Your instructions
Reproduce every entry exactly, without alteration.

The data
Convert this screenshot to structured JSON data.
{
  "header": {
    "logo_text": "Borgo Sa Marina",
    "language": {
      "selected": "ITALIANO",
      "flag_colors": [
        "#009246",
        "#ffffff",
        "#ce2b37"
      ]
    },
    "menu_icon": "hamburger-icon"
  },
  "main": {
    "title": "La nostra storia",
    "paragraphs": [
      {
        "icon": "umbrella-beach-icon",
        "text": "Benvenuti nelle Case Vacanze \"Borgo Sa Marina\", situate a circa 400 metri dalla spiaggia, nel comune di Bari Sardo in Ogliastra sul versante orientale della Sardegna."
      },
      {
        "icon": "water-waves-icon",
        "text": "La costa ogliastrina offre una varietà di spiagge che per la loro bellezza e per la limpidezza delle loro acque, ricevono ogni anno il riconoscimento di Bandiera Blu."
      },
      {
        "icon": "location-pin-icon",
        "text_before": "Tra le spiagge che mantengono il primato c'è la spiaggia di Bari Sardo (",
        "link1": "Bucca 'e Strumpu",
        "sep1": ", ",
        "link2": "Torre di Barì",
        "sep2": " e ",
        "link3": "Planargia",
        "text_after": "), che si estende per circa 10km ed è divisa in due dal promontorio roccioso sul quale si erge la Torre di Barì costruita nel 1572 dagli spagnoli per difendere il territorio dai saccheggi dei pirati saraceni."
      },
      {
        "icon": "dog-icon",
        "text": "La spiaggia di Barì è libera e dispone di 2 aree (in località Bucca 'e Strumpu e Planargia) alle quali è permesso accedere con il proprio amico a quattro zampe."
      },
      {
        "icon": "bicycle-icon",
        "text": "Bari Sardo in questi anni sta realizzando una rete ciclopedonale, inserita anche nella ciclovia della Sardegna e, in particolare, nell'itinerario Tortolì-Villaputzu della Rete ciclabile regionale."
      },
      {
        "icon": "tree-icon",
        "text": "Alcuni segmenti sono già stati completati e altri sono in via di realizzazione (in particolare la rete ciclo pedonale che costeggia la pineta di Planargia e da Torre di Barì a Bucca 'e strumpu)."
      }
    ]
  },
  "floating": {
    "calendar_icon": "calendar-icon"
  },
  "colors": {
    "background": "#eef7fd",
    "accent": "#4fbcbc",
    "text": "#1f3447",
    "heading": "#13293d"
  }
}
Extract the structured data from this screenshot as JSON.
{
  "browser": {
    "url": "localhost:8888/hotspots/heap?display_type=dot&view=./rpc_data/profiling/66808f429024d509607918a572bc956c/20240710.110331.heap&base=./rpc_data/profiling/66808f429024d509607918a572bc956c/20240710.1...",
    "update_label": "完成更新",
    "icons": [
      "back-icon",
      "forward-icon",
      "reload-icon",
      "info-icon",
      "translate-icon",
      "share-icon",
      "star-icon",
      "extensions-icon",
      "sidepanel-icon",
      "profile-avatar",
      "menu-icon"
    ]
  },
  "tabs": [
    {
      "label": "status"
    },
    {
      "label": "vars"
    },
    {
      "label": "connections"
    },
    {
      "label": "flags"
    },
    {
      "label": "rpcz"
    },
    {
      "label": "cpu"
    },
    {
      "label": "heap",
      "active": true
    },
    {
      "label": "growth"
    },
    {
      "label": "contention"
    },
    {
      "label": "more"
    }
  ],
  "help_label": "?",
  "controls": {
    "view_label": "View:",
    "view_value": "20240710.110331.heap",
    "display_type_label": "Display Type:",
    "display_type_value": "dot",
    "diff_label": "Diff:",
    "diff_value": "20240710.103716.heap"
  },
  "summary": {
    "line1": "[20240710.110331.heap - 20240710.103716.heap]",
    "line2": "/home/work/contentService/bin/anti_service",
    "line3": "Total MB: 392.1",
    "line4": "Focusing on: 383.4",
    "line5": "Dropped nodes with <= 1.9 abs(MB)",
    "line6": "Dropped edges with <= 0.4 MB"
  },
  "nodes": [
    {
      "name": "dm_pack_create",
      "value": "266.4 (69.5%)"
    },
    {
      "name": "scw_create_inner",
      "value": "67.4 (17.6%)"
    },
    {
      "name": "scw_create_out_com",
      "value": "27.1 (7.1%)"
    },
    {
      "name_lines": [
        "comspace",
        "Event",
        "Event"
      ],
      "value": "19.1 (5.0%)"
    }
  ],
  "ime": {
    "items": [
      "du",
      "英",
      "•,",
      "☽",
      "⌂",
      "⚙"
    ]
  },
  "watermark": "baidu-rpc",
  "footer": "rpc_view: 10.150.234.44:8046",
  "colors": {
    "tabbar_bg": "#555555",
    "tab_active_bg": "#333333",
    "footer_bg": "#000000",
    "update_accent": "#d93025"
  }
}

Task answer
Convert this screenshot to structured JSON data.
{
  "header": {
    "logo_text": "Borgo Sa Marina",
    "language": {
      "selected": "ITALIANO",
      "flag_colors": [
        "#009246",
        "#ffffff",
        "#ce2b37"
      ]
    },
    "menu_icon": "hamburger-icon"
  },
  "main": {
    "title": "La nostra storia",
    "paragraphs": [
      {
        "icon": "umbrella-beach-icon",
        "text": "Benvenuti nelle Case Vacanze \"Borgo Sa Marina\", situate a circa 400 metri dalla spiaggia, nel comune di Bari Sardo in Ogliastra sul versante orientale della Sardegna."
      },
      {
        "icon": "water-waves-icon",
        "text": "La costa ogliastrina offre una varietà di spiagge che per la loro bellezza e per la limpidezza delle loro acque, ricevono ogni anno il riconoscimento di Bandiera Blu."
      },
      {
        "icon": "location-pin-icon",
        "text_before": "Tra le spiagge che mantengono il primato c'è la spiaggia di Bari Sardo (",
        "link1": "Bucca 'e Strumpu",
        "sep1": ", ",
        "link2": "Torre di Barì",
        "sep2": " e ",
        "link3": "Planargia",
        "text_after": "), che si estende per circa 10km ed è divisa in due dal promontorio roccioso sul quale si erge la Torre di Barì costruita nel 1572 dagli spagnoli per difendere il territorio dai saccheggi dei pirati saraceni."
      },
      {
        "icon": "dog-icon",
        "text": "La spiaggia di Barì è libera e dispone di 2 aree (in località Bucca 'e Strumpu e Planargia) alle quali è permesso accedere con il proprio amico a quattro zampe."
      },
      {
        "icon": "bicycle-icon",
        "text": "Bari Sardo in questi anni sta realizzando una rete ciclopedonale, inserita anche nella ciclovia della Sardegna e, in particolare, nell'itinerario Tortolì-Villaputzu della Rete ciclabile regionale."
      },
      {
        "icon": "tree-icon",
        "text": "Alcuni segmenti sono già stati completati e altri sono in via di realizzazione (in particolare la rete ciclo pedonale che costeggia la pineta di Planargia e da Torre di Barì a Bucca 'e strumpu)."
      }
    ]
  },
  "floating": {
    "calendar_icon": "calendar-icon"
  },
  "colors": {
    "background": "#eef7fd",
    "accent": "#4fbcbc",
    "text": "#1f3447",
    "heading": "#13293d"
  }
}
Extract the structured data from this screenshot as JSON.
{
  "browser": {
    "url": "localhost:8888/hotspots/heap?display_type=dot&view=./rpc_data/profiling/66808f429024d509607918a572bc956c/20240710.110331.heap&base=./rpc_data/profiling/66808f429024d509607918a572bc956c/20240710.1...",
    "update_label": "完成更新",
    "icons": [
      "back-icon",
      "forward-icon",
      "reload-icon",
      "info-icon",
      "translate-icon",
      "share-icon",
      "star-icon",
      "extensions-icon",
      "sidepanel-icon",
      "profile-avatar",
      "menu-icon"
    ]
  },
  "tabs": [
    {
      "label": "status"
    },
    {
      "label": "vars"
    },
    {
      "label": "connections"
    },
    {
      "label": "flags"
    },
    {
      "label": "rpcz"
    },
    {
      "label": "cpu"
    },
    {
      "label": "heap",
      "active": true
    },
    {
      "label": "growth"
    },
    {
      "label": "contention"
    },
    {
      "label": "more"
    }
  ],
  "help_label": "?",
  "controls": {
    "view_label": "View:",
    "view_value": "20240710.110331.heap",
    "display_type_label": "Display Type:",
    "display_type_value": "dot",
    "diff_label": "Diff:",
    "diff_value": "20240710.103716.heap"
  },
  "summary": {
    "line1": "[20240710.110331.heap - 20240710.103716.heap]",
    "line2": "/home/work/contentService/bin/anti_service",
    "line3": "Total MB: 392.1",
    "line4": "Focusing on: 383.4",
    "line5": "Dropped nodes with <= 1.9 abs(MB)",
    "line6": "Dropped edges with <= 0.4 MB"
  },
  "nodes": [
    {
      "name": "dm_pack_create",
      "value": "266.4 (69.5%)"
    },
    {
      "name": "scw_create_inner",
      "value": "67.4 (17.6%)"
    },
    {
      "name": "scw_create_out_com",
      "value": "27.1 (7.1%)"
    },
    {
      "name_lines": [
        "comspace",
        "Event",
        "Event"
      ],
      "value": "19.1 (5.0%)"
    }
  ],
  "ime": {
    "items": [
      "du",
      "英",
      "•,",
      "☽",
      "⌂",
      "⚙"
    ]
  },
  "watermark": "baidu-rpc",
  "footer": "rpc_view: 10.150.234.44:8046",
  "colors": {
    "tabbar_bg": "#555555",
    "tab_active_bg": "#333333",
    "footer_bg": "#000000",
    "update_accent": "#d93025"
  }
}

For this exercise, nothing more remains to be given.